fore not unseemly that I should have written to him, when "In Flanders Fields" appeared in Punch. Amongst his papers I find my poor letter, and many others of which something more might be made if one were concerned merely with the literary side of his life rather than with his life itself. Two references will be enough. Early in 1905 he offered "The Pilgrims" for publication. I notified him of the place assigned to it in the magazine, and added a few words of appreciation, and after all these years it has come back to me.
The letter is dated February 9th, 1905, and reads: "I place the poem next to my own buffoonery. It is the real stuff of poetry. How did you make it? What have you to do with medicine? I was charmed with it: the thought high, the image perfect, the expression complete; not too reticent, not too full. Videntes autem stellam gavisi sunt gaudio magno valde.

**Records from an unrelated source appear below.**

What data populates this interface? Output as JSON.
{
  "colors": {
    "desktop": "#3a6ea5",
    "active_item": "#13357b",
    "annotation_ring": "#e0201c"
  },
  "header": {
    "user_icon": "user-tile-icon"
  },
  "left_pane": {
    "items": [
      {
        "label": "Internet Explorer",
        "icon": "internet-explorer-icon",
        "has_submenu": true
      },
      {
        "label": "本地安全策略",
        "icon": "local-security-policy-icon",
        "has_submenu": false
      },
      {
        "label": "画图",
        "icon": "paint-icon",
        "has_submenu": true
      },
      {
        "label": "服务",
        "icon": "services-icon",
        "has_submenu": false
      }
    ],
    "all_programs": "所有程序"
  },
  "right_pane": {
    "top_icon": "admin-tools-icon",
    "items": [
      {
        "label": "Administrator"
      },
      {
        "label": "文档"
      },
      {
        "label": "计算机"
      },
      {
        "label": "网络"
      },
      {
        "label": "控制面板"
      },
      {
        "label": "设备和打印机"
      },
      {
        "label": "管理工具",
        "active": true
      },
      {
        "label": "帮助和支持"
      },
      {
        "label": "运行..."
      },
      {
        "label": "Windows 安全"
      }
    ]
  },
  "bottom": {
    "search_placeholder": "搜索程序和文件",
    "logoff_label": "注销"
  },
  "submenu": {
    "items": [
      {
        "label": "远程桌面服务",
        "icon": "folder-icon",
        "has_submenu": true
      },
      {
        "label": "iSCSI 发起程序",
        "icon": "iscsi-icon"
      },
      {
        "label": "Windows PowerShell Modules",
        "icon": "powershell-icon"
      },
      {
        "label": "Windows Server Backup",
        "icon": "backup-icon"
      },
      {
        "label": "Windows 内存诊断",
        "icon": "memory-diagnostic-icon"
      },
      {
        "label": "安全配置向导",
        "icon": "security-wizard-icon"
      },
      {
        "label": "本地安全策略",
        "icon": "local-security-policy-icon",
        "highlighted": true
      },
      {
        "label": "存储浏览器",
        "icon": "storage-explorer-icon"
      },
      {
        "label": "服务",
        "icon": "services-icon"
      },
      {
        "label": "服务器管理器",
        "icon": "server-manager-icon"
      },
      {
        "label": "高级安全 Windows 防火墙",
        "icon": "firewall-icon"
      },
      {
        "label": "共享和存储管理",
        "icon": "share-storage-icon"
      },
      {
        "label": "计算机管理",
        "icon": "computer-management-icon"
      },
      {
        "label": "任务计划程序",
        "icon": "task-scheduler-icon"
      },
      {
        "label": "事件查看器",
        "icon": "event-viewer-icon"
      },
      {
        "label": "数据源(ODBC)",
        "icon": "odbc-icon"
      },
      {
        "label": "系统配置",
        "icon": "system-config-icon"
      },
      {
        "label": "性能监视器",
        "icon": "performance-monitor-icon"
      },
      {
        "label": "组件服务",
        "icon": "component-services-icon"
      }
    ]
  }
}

In our own tongue,—'slainte filidh'." To his mother he wrote, "the Latin is translatable as, 'seeing the star they rejoiced with exceeding gladness'." For the benefit of those whose education has proceeded no further than the Latin, it may be explained that the two last words mean, "Hail to the poet".
To the inexperienced there is something portentous about an appearance in print and some-